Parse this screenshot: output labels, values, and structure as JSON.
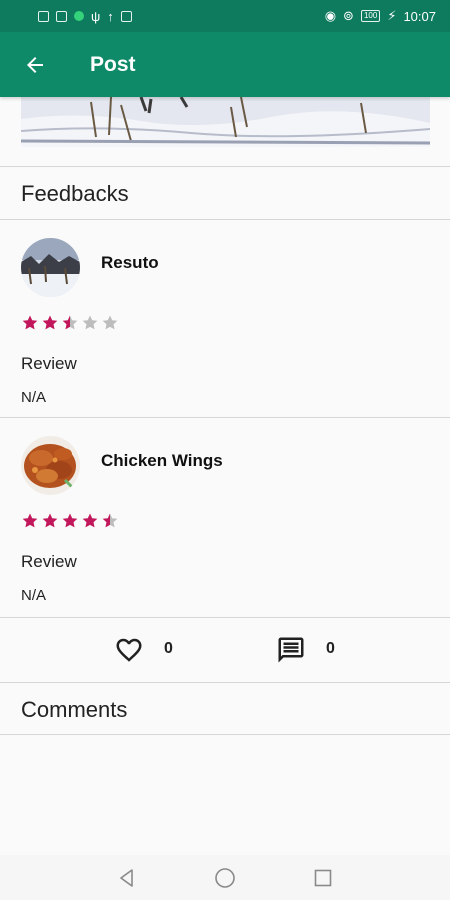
{
  "status_bar": {
    "time": "10:07",
    "battery": "100"
  },
  "app_bar": {
    "title": "Post",
    "back_icon": "arrow-left-icon"
  },
  "feedbacks": {
    "title": "Feedbacks",
    "items": [
      {
        "name": "Resuto",
        "rating": 2.5,
        "max_rating": 5,
        "review_label": "Review",
        "review_text": "N/A",
        "avatar": "snow-landscape-photo"
      },
      {
        "name": "Chicken Wings",
        "rating": 4.5,
        "max_rating": 5,
        "review_label": "Review",
        "review_text": "N/A",
        "avatar": "chicken-wings-photo"
      }
    ]
  },
  "actions": {
    "likes": "0",
    "comments": "0",
    "like_icon": "heart-outline-icon",
    "comment_icon": "comment-icon"
  },
  "comments": {
    "title": "Comments"
  },
  "colors": {
    "primary": "#0f8a69",
    "status_bar": "#0e7a5e",
    "star_filled": "#c2185b",
    "star_empty": "#bdbdbd"
  }
}
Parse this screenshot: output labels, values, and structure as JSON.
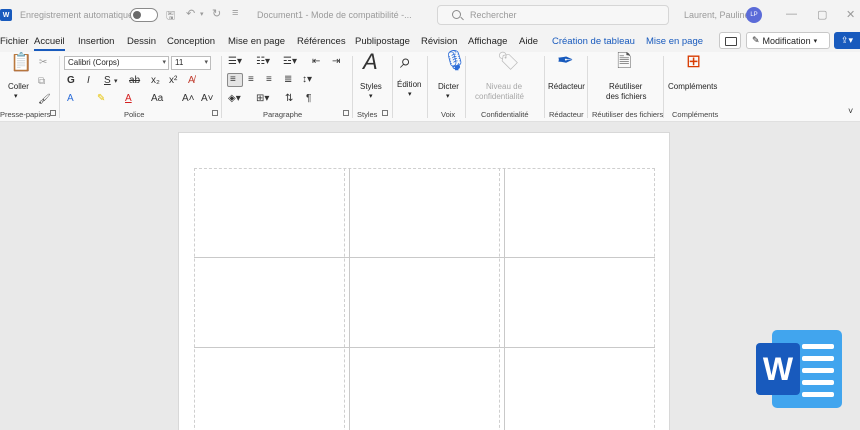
{
  "titlebar": {
    "autosave_label": "Enregistrement automatique",
    "doc_title": "Document1  -  Mode de compatibilité  -...",
    "search_placeholder": "Rechercher",
    "user_name": "Laurent, Pauline",
    "user_initials": "LP"
  },
  "tabs": [
    {
      "label": "Fichier",
      "active": false
    },
    {
      "label": "Accueil",
      "active": true
    },
    {
      "label": "Insertion",
      "active": false
    },
    {
      "label": "Dessin",
      "active": false
    },
    {
      "label": "Conception",
      "active": false
    },
    {
      "label": "Mise en page",
      "active": false
    },
    {
      "label": "Références",
      "active": false
    },
    {
      "label": "Publipostage",
      "active": false
    },
    {
      "label": "Révision",
      "active": false
    },
    {
      "label": "Affichage",
      "active": false
    },
    {
      "label": "Aide",
      "active": false
    },
    {
      "label": "Création de tableau",
      "active": false,
      "contextual": true
    },
    {
      "label": "Mise en page",
      "active": false,
      "contextual": true
    }
  ],
  "header_buttons": {
    "modification": "Modification"
  },
  "ribbon": {
    "clipboard": {
      "paste": "Coller",
      "group": "Presse-papiers"
    },
    "font": {
      "name": "Calibri (Corps)",
      "size": "11",
      "group": "Police",
      "case": "Aa"
    },
    "paragraph": {
      "group": "Paragraphe"
    },
    "styles": {
      "button": "Styles",
      "group": "Styles"
    },
    "editing": {
      "button": "Édition"
    },
    "voice": {
      "button": "Dicter",
      "group": "Voix"
    },
    "sensitivity": {
      "line1": "Niveau de",
      "line2": "confidentialité",
      "group": "Confidentialité"
    },
    "editor": {
      "button": "Rédacteur",
      "group": "Rédacteur"
    },
    "reuse": {
      "line1": "Réutiliser",
      "line2": "des fichiers",
      "group": "Réutiliser des fichiers"
    },
    "addins": {
      "button": "Compléments",
      "group": "Compléments"
    }
  },
  "colors": {
    "accent": "#185abd",
    "word_light": "#41a5ee",
    "ribbon_bg": "#f9f9f9",
    "canvas_bg": "#e9e9e9"
  },
  "table": {
    "rows": 3,
    "cols": 3
  }
}
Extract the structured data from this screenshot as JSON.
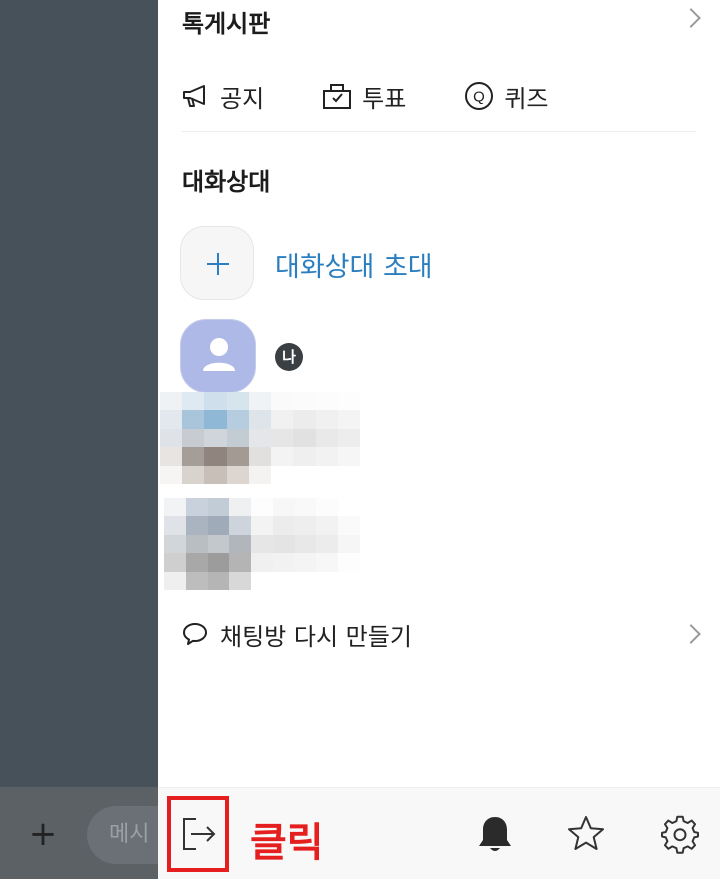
{
  "board": {
    "title": "톡게시판",
    "tools": [
      {
        "label": "공지",
        "icon": "megaphone-icon"
      },
      {
        "label": "투표",
        "icon": "ballot-box-icon"
      },
      {
        "label": "퀴즈",
        "icon": "quiz-icon"
      }
    ]
  },
  "members": {
    "title": "대화상대",
    "invite_label": "대화상대 초대",
    "me_badge": "나",
    "avatar_color": "#aeb9e8"
  },
  "recreate_label": "채팅방 다시 만들기",
  "chat_background": {
    "add_icon": "+",
    "input_placeholder": "메시"
  },
  "bottom_bar": {
    "exit_icon": "exit-icon",
    "annotation_label": "클릭",
    "annotation_color": "#e51f1f",
    "icons": [
      "bell-icon",
      "star-icon",
      "gear-icon"
    ]
  },
  "colors": {
    "accent": "#2b7fc1",
    "backdrop": "#465159"
  }
}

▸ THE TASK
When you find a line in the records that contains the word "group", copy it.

▸ EXERCISE RESULT
      "group": "Presse-papiers"
      "group": "Police",
      "group": "Paragraphe"
      "group": "Styles"
      "group": "Voix"
      "group": "Confidentialité"
      "group": "Rédacteur"
      "group": "Réutiliser des fichiers"
      "group": "Compléments"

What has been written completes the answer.